Three Pieces from THE WAY OF THE HOPI (an orchestral work) were premiered in New York City at Merkin Hall by the American Festival of Microtonal Music, the composer conducting.
In October 1998, Paul J. Gallagher’s mixed media opera SIX BLIND MEN AND THE MOON (a capella quartet, voice with electronics and modern dance) premiered at the Kraine Theater in NYC. The dreamscape (with visual design by the composer) was choreographed and directed by Alexandra Itacarambi. A virtuosic tenor, Dr. Gallagher performed the principal role before full houses.
… a brilliant young composer/singer (a rare combination in the world of serious music)…
… Don’t be put off by microtonal music, just relax and enjoy it. It will soon seem as familiar as John Cage and David Tudor.
Patrick O’Connor, WBAI NEW YORK
… Like many of his fellow countrymen, Paul Gallagher has been inspired by the American Indian philosophy of life, manifesting itself in a spiritually and meditatively oriented music in just intonation. He must be a man with great ears; instead of the twelve tempered tones, he divides the octave up into thirty-two steps, in a consecutive sectioning of the natural overtone series..
… The relatively brief NIERIKA, for violin and piano, is almost formless in it’s lines’ tender liquid interlacing. [In] JUST PIANO, one experiences the sharpest use of just intonation as an entirely special exotic, enchanted atmosphere – “out of tune” in an evidently significant manner with a fascinating wealth of new, pure intervallic hues and a cooing and gurgling friction in the harmony. The task of the music is to articulate this richness of color as differentially as possible, to qualify the tonal space. Hence it’s meditative beauty.

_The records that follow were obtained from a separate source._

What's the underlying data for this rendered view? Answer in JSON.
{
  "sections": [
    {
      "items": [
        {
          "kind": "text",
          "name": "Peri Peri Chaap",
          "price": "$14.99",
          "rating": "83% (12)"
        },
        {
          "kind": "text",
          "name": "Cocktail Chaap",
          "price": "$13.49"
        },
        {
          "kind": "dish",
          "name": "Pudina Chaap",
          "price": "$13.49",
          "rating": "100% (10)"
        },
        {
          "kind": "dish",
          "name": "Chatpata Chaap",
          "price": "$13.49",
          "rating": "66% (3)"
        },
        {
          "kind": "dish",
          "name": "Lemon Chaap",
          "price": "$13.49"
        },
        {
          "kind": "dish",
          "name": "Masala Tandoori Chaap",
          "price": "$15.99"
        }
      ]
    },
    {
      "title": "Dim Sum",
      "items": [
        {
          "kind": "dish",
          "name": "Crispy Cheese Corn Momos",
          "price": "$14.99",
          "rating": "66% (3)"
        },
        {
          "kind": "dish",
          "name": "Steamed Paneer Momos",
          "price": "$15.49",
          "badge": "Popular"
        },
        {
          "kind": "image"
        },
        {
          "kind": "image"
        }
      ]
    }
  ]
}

Jan Jacoby, THE POLITIKEN, Copenhagen
…Gallagher, a just intonation singer, will sign his THE KINGDOM OF MESCAL, a mellow jungle of electronic tones.
Kyle Gann, THE VILLAGE VOICE
… Mr. Gallagher, who is also a tenor, is at his best in vocal music. His ULMUS AMERICANA for tenor and taped voices – a melismatic setting of the title meant as a Paean to the elm – has a medieval flavor that gave it some charm.
Allan Kozinn, THE NEW YORK TIMES
… Paul Gallagher’s STATIONARY POINT, offering a quasi-impressionist, quasi-minimalist recurring reverie of quietly held chords in flugelhorn, clarinet and bassoon over a quietly malleted continuo, was dreamily attractive played in just intonation. The late Peter Yates used to say that when just intonation was used the wolves would howl, and indeed, there was an additional measure of pungency in the harmonies here.
Herman Trotter, THE BUFFALO NEWS